Ecuador’s greatest fortune – US$ 1.2 billion amassed by Luis Noboa Naranjo – was reported by Forbes magazine from 1997 to 1999, when Álvaro Noboa was included in its lists, though he has not been reappeared since. This could be due to the share distribution agreements, although Alvaro Noboa, cited by the publication in 2003, estimated his wealth to be around US 1 billion.
After the death of Luís Noboa in 1994, his widow, Mercedes Santistevan, assumed control of Fruit Shippers, the family’s banana exporting business.
After years of litigation with Santistevan and the Noboa sisters that, according to Forbes, cost $20 million, Alvaro Noboa is finally at the helm of the business.
The majority of inherited fortunes, according to Guillermo Arosemena, an Ecuadorian economic analyst, tend to be split up over the years.

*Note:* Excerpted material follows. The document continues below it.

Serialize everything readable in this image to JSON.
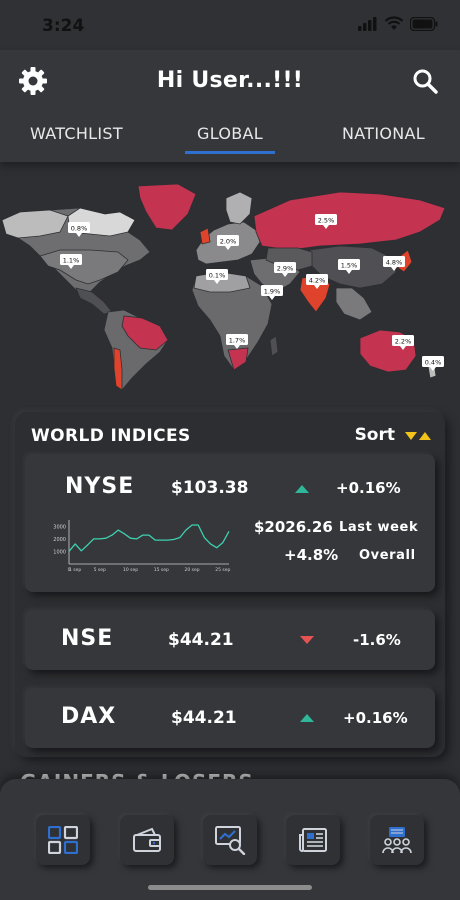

In Alvaro Noboa’s case, he has continued his father’s strategy of applying “vertical integration”, that is to say, to depend as little as possible on third parties in order to wield greater decision-making power over the business. The Noboa Group controls the whole process, from banana cultivation to the manufacture of cardboard boxes for packing, to the shipping facilities in which goods are exported. Moreover, he is the owner of Industrial Molinera, Automotriz Corporation and a further 114 companies all established by Luís Noboa.
However, Alvaro Noboa, early candidate for the 2006 Presidential race, does not consider himself a millionaire by inheritance. “Even though my opponents have referred to me as “the heir”, I only inherited 1% of my wealth. The rest I have either created or acquired through my own efforts” writes Noboa in his web page.
Excerpted from Guayaquil’s Expreso Newspaper – Saturday, October 15, 2005.